Work to be completed –
The expected answer is a copy of every line in the listing that has the word "icon".

= Beginning of Section =

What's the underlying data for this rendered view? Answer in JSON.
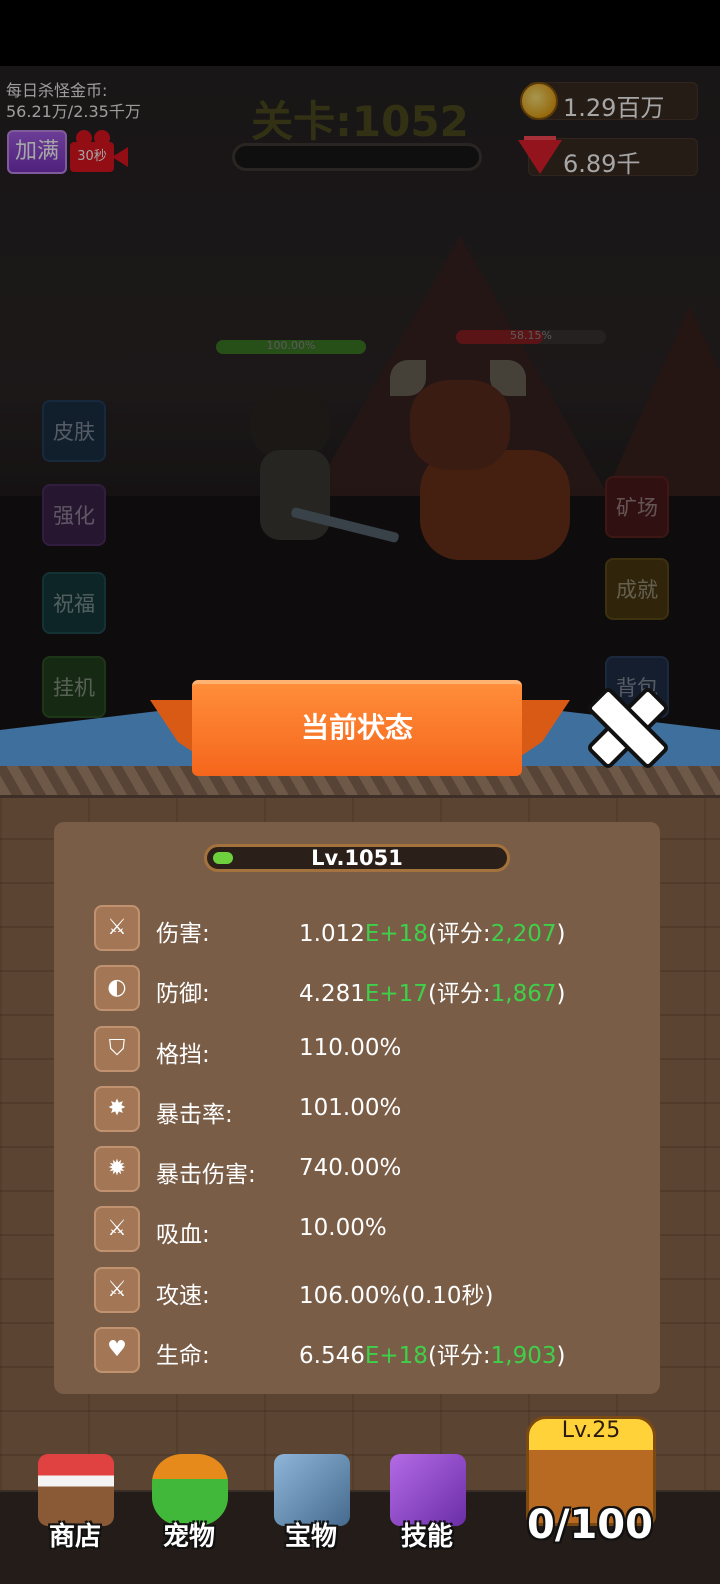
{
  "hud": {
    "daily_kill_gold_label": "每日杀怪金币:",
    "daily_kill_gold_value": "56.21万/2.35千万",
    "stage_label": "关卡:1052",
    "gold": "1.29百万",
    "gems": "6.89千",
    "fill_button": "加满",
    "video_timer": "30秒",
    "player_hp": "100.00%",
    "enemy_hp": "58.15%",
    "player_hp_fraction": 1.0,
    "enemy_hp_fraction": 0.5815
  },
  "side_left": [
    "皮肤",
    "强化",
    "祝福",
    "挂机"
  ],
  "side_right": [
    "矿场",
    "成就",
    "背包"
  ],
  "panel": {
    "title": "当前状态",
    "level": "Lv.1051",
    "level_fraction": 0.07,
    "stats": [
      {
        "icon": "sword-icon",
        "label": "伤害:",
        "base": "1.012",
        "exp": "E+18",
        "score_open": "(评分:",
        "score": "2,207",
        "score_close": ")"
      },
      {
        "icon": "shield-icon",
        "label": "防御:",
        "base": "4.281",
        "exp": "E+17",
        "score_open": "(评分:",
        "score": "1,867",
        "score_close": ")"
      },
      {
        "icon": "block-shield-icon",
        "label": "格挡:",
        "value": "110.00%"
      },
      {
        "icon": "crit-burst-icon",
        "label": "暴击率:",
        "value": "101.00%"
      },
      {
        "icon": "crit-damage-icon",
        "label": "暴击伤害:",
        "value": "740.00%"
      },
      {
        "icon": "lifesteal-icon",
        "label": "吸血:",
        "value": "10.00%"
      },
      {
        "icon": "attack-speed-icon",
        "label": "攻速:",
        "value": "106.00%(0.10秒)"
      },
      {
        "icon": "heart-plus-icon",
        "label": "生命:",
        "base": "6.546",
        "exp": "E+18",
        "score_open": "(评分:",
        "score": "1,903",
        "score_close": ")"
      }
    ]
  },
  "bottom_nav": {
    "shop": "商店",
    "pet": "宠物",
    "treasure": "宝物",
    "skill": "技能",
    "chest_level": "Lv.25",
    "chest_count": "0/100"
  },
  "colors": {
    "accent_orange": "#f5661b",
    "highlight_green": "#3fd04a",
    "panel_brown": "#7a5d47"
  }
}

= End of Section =

Answer area –
        "icon": "sword-icon",
        "icon": "shield-icon",
        "icon": "block-shield-icon",
        "icon": "crit-burst-icon",
        "icon": "crit-damage-icon",
        "icon": "lifesteal-icon",
        "icon": "attack-speed-icon",
        "icon": "heart-plus-icon",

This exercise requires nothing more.